Speaking of clothing, there is a marked decline in people wearing Indian-styled clothing (e.g., salwaar kameez and saris) since we were last in India about six years ago. I am bummed to see this happen. For me one of the most marvelous things about India is looking at all the women like bright, sparkling multicolored gems amidst the dust. Last time we were here, I wore salwaar kameez myself to avoid being stared at too much; this time, I didn't bother, and I fit in better in my usual clothing. I feel that within just a handful more generations, the sari will be relegated to the role of the symbolic, like kimono in Japan, donned only for the most formal occasions and self-consciously at that. It is also much harder to find tailors working in holes-in-the-wall, whipping up shirts and salwaars at a moment's notice (we are actually looking for this service while we're here).
As part of our trip to India this time, we decided we would do a bit of "medical tourism." The Husband is out getting his broken crown (tooth) repaired as I write this, for about a thousand dollars less than the U.S. price. (I've never personally experienced dentistry in India, so can't vouch for it.) I had forgotten some medication which in the U.S. costs around four hundred dollars a month (without insurance), and here cost me two dollars. We also went to go get our eyes checked, as we were overdue. The fewest savings occurred here: the exam was perhaps only ten or twenty dollars less than in the U.S., and I am finally caving in to wearing progressive lenses (oy! I'm old!) for the first time. The price is exactly what was quoted to me in the U.S., so zero savings there.

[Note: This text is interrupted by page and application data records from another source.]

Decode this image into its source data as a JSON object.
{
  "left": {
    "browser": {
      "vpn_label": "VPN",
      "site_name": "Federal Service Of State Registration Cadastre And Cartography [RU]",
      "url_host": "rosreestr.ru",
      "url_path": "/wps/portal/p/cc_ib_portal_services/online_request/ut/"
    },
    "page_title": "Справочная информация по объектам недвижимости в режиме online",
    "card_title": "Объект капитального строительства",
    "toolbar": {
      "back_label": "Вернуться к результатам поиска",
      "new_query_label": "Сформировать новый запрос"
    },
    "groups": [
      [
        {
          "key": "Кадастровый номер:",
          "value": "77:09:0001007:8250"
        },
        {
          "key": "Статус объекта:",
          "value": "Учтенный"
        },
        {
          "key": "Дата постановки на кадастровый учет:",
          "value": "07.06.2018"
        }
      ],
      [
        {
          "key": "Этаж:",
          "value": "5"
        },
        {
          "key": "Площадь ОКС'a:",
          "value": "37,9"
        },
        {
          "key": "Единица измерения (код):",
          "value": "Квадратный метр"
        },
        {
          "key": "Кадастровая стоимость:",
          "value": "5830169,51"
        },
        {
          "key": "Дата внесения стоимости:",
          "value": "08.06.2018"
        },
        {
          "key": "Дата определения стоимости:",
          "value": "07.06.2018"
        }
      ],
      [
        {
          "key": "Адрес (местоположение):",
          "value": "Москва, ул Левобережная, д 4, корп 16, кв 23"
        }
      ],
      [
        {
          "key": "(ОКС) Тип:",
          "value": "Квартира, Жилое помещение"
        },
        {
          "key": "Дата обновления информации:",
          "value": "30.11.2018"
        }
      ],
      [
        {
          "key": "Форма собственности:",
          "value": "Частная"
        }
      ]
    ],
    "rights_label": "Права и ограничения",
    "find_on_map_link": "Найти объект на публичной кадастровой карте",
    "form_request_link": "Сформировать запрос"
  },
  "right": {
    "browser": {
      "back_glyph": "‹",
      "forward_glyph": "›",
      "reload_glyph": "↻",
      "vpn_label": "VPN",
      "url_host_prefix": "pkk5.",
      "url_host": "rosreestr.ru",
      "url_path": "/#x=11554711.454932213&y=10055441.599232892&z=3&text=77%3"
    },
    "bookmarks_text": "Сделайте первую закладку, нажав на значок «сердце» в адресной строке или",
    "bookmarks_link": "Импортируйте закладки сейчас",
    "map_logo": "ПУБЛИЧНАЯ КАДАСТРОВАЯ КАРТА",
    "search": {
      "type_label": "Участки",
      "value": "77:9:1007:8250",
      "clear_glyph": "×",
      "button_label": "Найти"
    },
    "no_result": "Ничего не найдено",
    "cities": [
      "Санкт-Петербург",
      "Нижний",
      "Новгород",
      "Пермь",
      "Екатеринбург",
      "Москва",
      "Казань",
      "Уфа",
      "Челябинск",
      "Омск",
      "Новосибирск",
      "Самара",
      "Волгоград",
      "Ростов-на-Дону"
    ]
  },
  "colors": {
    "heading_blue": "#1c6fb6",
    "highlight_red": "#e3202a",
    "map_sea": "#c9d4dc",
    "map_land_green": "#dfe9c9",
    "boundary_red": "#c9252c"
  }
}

I always gain weight, perversely, when in India. The food is carbohydrate-rich and everything is cooked in ghee (clarified butter)...and delicious. I'm always careful however to eat at only-vegetarian places with a good reputation, to avoid Delhi belly. We're vegetarians anyway, and India is the only place we can travel around without spending hours just trying to track down a vegetarian meal.
Below is a video of me trying golgappa for the first time. The Husband's mother (world's best cook) stuffs a fried empty ball with a spiced potato mixture, then you have to pour in some spiced water and quickly shove the whole thing into your mouth. If successful, no liquid will leak out of your mouth and you'll achieve a loud crunch.
There's a short video of a mahout feeding an elephant. Notice the similarity to me eating golgappa.
There's also a video of me trying nangu for the first time. I'm still not exactly sure what those things are or what you'd call them. I can't believe the seller wasn't cutting his fingers off. The guy holding the little frond "boat" is our taxi driver, and The Husband was taking the video. You can see from my expression whether I liked it.
More art on my website: jalapfaff.com